[WHAT NEEDS TO BE DONE]:
What follows is a set of records; copy all of it exactly.
——
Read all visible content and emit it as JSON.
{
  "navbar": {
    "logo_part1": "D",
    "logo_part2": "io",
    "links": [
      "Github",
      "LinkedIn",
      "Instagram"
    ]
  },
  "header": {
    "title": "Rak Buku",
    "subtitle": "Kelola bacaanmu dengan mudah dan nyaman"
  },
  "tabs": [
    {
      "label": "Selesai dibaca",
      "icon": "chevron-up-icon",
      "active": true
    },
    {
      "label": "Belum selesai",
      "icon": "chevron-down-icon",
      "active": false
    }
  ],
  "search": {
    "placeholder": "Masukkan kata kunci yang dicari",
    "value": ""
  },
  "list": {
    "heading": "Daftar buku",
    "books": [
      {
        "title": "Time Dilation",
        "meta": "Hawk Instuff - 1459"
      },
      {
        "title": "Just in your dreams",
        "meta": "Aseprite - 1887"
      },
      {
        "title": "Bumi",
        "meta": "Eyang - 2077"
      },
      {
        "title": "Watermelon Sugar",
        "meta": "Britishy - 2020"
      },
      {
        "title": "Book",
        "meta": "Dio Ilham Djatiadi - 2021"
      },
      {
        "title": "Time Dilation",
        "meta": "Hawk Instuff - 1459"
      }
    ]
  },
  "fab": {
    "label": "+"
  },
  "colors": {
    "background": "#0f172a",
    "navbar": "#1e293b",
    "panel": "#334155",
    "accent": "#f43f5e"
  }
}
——
[ANSWER TO THE PROBLEM]:
Read all visible content and emit it as JSON.
{
  "navbar": {
    "logo_part1": "D",
    "logo_part2": "io",
    "links": [
      "Github",
      "LinkedIn",
      "Instagram"
    ]
  },
  "header": {
    "title": "Rak Buku",
    "subtitle": "Kelola bacaanmu dengan mudah dan nyaman"
  },
  "tabs": [
    {
      "label": "Selesai dibaca",
      "icon": "chevron-up-icon",
      "active": true
    },
    {
      "label": "Belum selesai",
      "icon": "chevron-down-icon",
      "active": false
    }
  ],
  "search": {
    "placeholder": "Masukkan kata kunci yang dicari",
    "value": ""
  },
  "list": {
    "heading": "Daftar buku",
    "books": [
      {
        "title": "Time Dilation",
        "meta": "Hawk Instuff - 1459"
      },
      {
        "title": "Just in your dreams",
        "meta": "Aseprite - 1887"
      },
      {
        "title": "Bumi",
        "meta": "Eyang - 2077"
      },
      {
        "title": "Watermelon Sugar",
        "meta": "Britishy - 2020"
      },
      {
        "title": "Book",
        "meta": "Dio Ilham Djatiadi - 2021"
      },
      {
        "title": "Time Dilation",
        "meta": "Hawk Instuff - 1459"
      }
    ]
  },
  "fab": {
    "label": "+"
  },
  "colors": {
    "background": "#0f172a",
    "navbar": "#1e293b",
    "panel": "#334155",
    "accent": "#f43f5e"
  }
}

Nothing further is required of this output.